What is an estranged student?

Students who are ‘estranged’ have no communicative relationship with either of their living biological parents and often their wider family networks as well. Local authorities have no statutory responsibility to look after the welfare of these young people, or provide accommodation in the holiday periods (as they do for care leavers who have been in care for at least thirteen weeks spanning their sixteenth birthday). Student Finance England and NHS Student Bursaries must assess estranged students for financial support on their own household income and not that of their biological parent(s). To be eligible, students normally have to provide evidence from an independent trusted person (e.g. teacher or social worker) that:

  1. they have had no written or verbal contact from their parents for 12 months before the start of their course (exceptions to this timescale can be made in extreme circumstances)
  2. they expect this situation to be irreconcilable.

Reasons for estrangement and the challenges students may face
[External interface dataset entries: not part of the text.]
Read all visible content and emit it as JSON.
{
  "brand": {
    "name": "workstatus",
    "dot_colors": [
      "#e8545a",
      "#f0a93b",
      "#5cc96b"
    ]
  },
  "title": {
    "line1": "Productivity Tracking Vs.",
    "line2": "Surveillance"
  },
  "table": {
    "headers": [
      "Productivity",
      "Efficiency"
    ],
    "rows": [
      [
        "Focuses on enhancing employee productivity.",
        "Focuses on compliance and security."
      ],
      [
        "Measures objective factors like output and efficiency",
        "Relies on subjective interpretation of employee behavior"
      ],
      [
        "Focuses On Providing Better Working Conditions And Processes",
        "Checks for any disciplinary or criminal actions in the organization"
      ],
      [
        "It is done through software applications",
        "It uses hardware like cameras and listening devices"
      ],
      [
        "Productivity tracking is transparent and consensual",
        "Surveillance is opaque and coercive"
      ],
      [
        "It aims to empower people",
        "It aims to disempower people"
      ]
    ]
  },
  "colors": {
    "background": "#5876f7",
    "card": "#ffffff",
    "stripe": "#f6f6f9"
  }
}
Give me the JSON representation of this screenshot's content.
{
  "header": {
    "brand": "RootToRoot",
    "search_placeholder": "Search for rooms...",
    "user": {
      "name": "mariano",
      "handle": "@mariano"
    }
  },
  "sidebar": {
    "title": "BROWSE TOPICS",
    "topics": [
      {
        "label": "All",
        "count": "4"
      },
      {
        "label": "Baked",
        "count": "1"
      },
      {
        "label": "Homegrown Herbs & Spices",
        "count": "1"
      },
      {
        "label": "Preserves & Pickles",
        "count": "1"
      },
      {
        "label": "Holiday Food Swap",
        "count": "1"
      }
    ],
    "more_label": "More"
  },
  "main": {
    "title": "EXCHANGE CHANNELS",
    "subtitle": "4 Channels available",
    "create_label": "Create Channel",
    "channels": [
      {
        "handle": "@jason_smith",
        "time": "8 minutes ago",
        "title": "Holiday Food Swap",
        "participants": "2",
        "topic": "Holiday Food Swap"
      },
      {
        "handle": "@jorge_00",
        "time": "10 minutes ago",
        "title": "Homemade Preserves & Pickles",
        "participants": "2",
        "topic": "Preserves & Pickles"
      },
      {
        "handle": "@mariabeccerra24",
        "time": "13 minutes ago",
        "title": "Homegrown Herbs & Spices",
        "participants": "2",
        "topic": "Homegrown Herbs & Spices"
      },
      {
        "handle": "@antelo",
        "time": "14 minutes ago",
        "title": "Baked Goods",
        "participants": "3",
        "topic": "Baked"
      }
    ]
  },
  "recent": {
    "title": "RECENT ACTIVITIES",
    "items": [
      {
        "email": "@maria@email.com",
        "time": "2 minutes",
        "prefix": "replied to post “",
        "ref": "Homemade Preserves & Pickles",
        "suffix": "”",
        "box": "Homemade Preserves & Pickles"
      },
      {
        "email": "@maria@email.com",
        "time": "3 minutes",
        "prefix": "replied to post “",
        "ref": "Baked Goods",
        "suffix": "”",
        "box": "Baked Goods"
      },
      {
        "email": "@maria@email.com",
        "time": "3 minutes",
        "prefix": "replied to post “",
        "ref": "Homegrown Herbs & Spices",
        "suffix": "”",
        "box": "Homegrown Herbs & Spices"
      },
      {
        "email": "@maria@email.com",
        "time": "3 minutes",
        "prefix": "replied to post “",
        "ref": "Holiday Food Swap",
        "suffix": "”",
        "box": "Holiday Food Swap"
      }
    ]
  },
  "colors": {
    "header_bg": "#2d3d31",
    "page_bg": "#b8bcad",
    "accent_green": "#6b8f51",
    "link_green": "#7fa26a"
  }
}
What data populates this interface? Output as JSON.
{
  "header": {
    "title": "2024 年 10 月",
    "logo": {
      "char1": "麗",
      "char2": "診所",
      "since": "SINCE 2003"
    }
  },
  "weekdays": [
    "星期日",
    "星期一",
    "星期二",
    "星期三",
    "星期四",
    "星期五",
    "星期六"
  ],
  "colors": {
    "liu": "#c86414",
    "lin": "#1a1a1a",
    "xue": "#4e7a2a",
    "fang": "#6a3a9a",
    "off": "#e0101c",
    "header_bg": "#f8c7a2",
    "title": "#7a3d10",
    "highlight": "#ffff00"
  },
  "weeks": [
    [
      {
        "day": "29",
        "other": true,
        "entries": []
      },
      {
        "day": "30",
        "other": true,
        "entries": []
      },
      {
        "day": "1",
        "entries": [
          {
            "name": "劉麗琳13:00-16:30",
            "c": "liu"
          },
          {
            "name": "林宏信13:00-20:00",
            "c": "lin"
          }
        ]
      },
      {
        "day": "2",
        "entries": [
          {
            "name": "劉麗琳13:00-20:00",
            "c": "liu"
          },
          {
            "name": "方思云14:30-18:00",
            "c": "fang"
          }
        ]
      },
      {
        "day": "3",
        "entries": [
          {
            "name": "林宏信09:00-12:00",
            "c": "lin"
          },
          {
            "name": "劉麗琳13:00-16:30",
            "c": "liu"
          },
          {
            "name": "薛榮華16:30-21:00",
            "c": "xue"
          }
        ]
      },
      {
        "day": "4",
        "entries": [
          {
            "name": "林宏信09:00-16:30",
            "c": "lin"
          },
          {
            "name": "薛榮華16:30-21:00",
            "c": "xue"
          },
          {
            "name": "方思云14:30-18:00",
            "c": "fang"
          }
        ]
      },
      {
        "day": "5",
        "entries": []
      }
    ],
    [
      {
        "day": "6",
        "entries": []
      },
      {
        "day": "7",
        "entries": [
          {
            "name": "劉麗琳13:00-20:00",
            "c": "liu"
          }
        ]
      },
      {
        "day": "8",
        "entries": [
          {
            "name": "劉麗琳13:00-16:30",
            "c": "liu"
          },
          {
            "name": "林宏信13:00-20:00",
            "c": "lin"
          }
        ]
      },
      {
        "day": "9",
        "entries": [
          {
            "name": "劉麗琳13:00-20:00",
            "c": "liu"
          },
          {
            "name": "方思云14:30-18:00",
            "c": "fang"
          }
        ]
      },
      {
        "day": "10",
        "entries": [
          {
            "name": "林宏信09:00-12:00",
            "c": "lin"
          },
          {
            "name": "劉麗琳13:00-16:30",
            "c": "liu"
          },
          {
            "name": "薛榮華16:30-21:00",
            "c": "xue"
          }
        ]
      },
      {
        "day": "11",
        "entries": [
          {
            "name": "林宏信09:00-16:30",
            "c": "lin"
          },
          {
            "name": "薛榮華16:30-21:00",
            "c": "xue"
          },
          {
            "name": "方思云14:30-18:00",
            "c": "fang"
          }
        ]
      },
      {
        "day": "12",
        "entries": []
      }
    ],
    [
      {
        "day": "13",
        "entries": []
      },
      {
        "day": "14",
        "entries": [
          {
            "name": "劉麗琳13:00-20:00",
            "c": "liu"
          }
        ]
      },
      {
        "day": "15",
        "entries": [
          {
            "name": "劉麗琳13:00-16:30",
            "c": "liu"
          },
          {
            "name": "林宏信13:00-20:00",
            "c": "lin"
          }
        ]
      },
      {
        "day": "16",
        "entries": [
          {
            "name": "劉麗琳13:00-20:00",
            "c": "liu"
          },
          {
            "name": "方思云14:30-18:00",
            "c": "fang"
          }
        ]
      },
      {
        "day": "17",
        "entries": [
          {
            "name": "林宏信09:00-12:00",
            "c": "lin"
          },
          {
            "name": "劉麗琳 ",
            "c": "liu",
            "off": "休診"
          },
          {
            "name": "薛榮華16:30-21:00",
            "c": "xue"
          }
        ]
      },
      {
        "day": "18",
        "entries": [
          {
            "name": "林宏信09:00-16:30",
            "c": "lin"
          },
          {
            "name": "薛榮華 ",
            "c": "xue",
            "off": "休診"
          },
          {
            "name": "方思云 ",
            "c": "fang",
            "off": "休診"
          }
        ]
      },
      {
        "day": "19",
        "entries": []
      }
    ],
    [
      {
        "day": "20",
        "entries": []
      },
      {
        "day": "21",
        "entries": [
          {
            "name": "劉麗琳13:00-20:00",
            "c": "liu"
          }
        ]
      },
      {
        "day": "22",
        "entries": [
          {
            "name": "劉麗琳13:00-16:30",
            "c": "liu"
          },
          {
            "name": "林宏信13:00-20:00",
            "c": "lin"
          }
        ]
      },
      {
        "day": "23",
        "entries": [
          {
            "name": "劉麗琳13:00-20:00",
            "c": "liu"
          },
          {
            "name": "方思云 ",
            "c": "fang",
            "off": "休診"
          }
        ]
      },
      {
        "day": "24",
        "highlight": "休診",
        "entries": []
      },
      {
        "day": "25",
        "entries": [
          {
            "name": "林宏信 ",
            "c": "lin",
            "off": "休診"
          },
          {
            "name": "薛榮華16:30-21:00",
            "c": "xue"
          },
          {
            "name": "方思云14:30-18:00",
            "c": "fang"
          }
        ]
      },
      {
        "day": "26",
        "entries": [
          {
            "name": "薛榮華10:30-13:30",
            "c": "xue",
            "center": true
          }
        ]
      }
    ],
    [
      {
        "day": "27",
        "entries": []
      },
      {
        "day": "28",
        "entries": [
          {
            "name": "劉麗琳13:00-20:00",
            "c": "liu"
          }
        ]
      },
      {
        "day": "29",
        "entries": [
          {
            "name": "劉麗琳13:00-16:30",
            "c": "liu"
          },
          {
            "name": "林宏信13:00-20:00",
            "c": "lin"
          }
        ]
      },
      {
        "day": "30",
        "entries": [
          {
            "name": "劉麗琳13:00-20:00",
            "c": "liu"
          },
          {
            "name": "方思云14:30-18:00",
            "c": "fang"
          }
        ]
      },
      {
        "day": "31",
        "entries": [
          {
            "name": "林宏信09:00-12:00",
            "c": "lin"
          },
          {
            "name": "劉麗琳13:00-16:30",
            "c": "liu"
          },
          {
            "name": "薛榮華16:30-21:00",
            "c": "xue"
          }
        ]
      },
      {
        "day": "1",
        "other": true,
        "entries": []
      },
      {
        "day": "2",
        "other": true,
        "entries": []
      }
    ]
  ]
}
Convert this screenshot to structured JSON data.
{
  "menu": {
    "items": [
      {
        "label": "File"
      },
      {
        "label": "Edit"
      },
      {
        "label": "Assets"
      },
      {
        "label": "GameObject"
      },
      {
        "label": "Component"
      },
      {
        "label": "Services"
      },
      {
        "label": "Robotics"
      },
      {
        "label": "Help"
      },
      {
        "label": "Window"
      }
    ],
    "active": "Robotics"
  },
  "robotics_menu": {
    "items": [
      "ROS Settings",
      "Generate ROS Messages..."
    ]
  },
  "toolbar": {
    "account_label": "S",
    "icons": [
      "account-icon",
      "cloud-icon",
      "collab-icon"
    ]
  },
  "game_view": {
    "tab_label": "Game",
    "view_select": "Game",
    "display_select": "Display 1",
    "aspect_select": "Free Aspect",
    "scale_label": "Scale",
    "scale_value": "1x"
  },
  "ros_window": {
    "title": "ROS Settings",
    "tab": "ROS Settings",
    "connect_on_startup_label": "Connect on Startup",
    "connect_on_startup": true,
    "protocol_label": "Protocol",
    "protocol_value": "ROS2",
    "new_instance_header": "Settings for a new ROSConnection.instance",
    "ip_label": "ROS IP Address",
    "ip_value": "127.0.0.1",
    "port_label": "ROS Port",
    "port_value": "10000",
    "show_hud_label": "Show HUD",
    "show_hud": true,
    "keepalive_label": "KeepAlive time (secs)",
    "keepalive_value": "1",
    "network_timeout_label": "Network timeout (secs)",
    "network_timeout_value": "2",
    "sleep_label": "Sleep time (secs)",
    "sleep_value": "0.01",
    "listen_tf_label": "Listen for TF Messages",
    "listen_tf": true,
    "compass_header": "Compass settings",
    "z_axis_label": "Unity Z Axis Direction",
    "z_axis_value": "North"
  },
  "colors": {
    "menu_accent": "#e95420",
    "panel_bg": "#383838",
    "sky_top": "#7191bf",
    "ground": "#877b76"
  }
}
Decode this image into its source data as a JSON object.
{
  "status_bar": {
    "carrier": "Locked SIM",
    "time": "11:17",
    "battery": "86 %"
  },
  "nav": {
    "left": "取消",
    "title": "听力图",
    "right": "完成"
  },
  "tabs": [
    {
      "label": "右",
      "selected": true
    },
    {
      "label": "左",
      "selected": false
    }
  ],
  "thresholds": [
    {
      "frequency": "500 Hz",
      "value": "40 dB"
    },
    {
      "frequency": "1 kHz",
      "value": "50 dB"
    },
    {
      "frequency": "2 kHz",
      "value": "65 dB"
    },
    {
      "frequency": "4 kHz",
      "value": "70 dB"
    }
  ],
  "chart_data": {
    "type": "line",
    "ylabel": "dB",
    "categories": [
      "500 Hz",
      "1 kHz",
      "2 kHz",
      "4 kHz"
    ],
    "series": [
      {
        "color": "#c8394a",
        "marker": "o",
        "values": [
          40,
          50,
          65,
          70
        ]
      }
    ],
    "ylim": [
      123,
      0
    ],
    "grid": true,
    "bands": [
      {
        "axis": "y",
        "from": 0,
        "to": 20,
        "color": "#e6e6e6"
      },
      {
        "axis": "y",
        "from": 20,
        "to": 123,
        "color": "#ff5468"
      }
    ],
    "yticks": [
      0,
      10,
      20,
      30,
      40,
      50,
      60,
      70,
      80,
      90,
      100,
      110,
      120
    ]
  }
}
In 2013-14 the SLC recognised 9,338 students in England, Wales and Northern Ireland as officially ‘estranged from parents’ for over 12 months in 2013-14. The majority of ‘estranged’ students remove themselves from a dysfunctional family situation without professional intervention, most frequently between the ages of 16-19 years. 76 per cent of estranged students surveyed in research conducted by Stand Alone and the Student Loans Company had not been in local authority care.

Students become estranged from their families because of abuse, particularly emotional abuse; a clash of values; and mismatched expectations around family roles. In many cases, there are issues related to divorce, honour-based violence, forced marriage, and family rejection of LGBTQI+ students. Many may face homelessness.

What we do to support estranged students

  • The University of Surrey provides information advice and guidance at pre and post entry stages to support students to understand the Government and University financial systems and help available to them.
  • Just email to request help, one of our NASMA money advisors from the Student Support services advice team will get in touch.
  • Discretionary hardship funds are available to students who have a shortfall between income and reasonable expenditure or who face sudden or unexpected financial costs
  • Where you have an estranged status we will assess the help to include consideration of summer accommodation and living costs.

Further information and resources

The above information utilises information from the sector OFFA briefing:
Please also see the Standalone Foundation pdf guide:

Victim of domestic violence

We support students who have suffered domestic violence (see  policy) and you can contact the Centre for Wellbeing for personal support.

The Head of Student Support will also consider the safety individual needs of confirmed students who have police high risk safety plans, in liaison with our security services department.

If you have any questions or require any support please contact:

Javayria Masood at  ( or on 01483 68 3963)